*Work item*. Lines in the data below that contain the word "ipynb" are to be copied.

*Provided records*.

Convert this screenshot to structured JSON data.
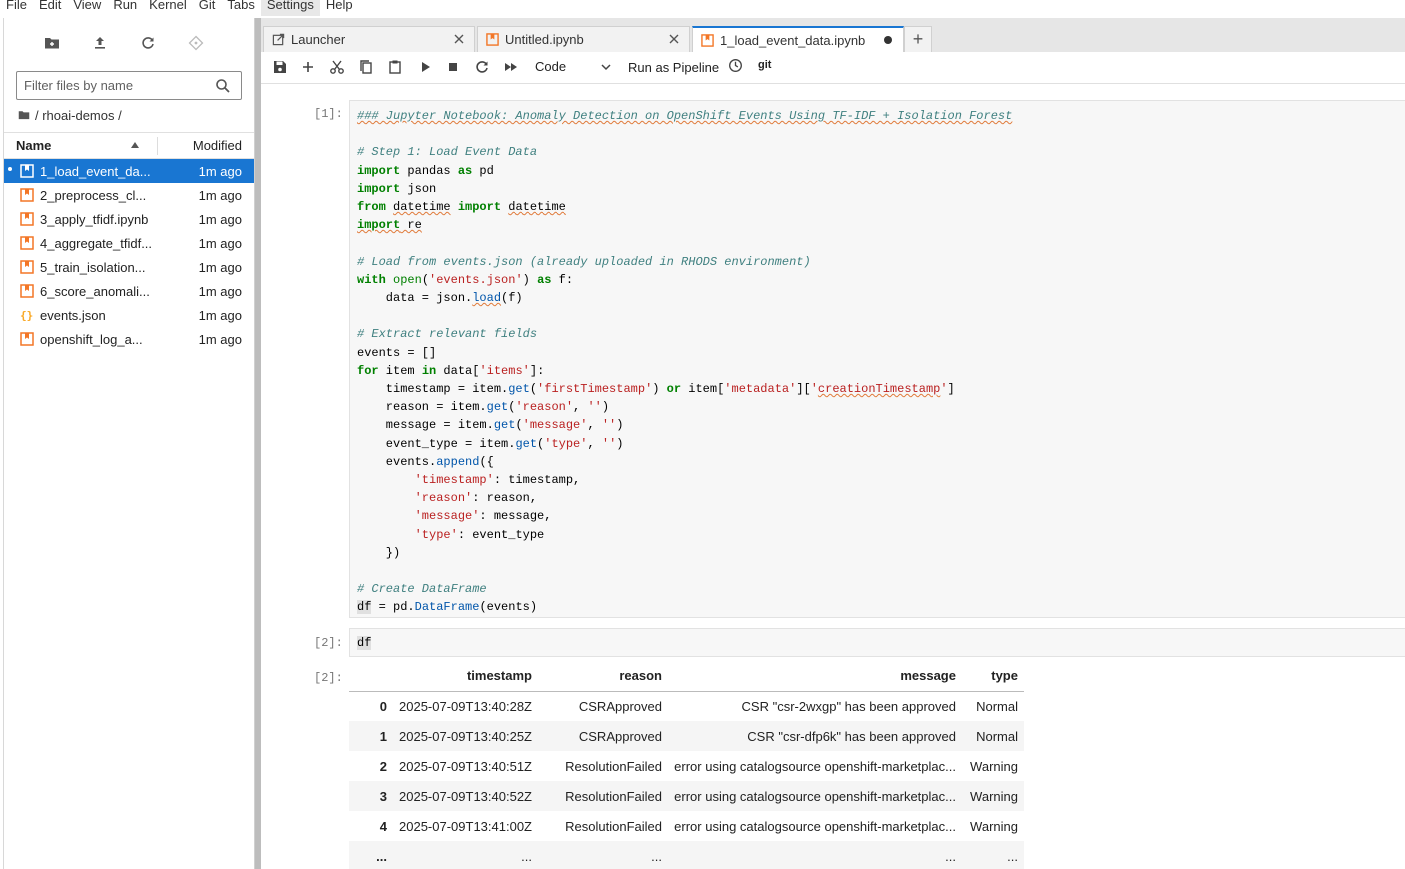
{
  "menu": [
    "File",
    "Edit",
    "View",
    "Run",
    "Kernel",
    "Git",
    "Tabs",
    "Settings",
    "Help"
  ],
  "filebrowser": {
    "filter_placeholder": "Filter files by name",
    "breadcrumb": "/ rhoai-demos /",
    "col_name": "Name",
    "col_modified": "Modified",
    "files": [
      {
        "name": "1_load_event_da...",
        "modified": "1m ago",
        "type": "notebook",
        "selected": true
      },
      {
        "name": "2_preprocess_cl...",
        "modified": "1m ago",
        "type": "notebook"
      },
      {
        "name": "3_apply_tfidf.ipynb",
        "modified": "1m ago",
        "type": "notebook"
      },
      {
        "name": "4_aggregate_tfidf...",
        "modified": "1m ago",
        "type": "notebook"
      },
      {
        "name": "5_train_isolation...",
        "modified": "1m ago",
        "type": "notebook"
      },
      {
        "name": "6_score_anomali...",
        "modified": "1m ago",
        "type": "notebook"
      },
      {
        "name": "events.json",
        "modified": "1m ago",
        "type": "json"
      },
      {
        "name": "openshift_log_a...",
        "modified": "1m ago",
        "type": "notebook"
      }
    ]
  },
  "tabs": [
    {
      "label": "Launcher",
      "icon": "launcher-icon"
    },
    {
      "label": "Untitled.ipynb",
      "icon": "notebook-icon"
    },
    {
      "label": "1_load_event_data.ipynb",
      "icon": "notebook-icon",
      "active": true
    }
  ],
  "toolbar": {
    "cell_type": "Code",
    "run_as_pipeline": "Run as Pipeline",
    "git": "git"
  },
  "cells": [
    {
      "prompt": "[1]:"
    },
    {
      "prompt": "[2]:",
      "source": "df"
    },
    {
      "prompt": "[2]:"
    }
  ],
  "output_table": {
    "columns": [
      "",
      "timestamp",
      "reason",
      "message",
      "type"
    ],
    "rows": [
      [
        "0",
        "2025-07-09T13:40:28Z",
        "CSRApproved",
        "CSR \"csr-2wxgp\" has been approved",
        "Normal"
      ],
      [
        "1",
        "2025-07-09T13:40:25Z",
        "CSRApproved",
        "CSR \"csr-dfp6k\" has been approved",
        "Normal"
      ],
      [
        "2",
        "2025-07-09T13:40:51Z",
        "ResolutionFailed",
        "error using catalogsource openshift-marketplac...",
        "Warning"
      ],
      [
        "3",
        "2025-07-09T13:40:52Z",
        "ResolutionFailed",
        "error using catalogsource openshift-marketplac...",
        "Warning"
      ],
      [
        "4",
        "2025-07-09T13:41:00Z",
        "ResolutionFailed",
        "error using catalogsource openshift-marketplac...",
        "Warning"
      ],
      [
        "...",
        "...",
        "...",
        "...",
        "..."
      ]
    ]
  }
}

*Response*.
        "name": "3_apply_tfidf.ipynb",
      "label": "Untitled.ipynb",
      "label": "1_load_event_data.ipynb",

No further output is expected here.